• **Exercise inputs**:
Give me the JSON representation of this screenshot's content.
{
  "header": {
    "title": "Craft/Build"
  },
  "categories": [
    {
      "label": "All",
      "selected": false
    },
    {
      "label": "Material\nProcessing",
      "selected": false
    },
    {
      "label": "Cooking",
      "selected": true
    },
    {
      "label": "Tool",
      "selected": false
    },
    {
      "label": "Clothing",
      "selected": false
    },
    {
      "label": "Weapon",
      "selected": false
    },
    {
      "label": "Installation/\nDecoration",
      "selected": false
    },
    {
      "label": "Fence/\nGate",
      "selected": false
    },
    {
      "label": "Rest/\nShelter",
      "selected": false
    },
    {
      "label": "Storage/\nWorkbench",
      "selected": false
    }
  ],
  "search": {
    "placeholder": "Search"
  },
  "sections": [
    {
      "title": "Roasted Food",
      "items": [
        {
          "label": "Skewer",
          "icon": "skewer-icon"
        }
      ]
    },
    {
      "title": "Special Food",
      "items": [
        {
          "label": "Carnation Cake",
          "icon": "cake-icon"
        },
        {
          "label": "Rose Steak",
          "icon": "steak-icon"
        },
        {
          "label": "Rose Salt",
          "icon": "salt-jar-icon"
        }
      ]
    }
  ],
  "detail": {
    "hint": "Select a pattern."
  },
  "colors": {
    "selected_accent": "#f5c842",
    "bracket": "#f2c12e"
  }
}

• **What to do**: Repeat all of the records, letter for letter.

• **Exercise response**:
Give me the JSON representation of this screenshot's content.
{
  "header": {
    "title": "Craft/Build"
  },
  "categories": [
    {
      "label": "All",
      "selected": false
    },
    {
      "label": "Material\nProcessing",
      "selected": false
    },
    {
      "label": "Cooking",
      "selected": true
    },
    {
      "label": "Tool",
      "selected": false
    },
    {
      "label": "Clothing",
      "selected": false
    },
    {
      "label": "Weapon",
      "selected": false
    },
    {
      "label": "Installation/\nDecoration",
      "selected": false
    },
    {
      "label": "Fence/\nGate",
      "selected": false
    },
    {
      "label": "Rest/\nShelter",
      "selected": false
    },
    {
      "label": "Storage/\nWorkbench",
      "selected": false
    }
  ],
  "search": {
    "placeholder": "Search"
  },
  "sections": [
    {
      "title": "Roasted Food",
      "items": [
        {
          "label": "Skewer",
          "icon": "skewer-icon"
        }
      ]
    },
    {
      "title": "Special Food",
      "items": [
        {
          "label": "Carnation Cake",
          "icon": "cake-icon"
        },
        {
          "label": "Rose Steak",
          "icon": "steak-icon"
        },
        {
          "label": "Rose Salt",
          "icon": "salt-jar-icon"
        }
      ]
    }
  ],
  "detail": {
    "hint": "Select a pattern."
  },
  "colors": {
    "selected_accent": "#f5c842",
    "bracket": "#f2c12e"
  }
}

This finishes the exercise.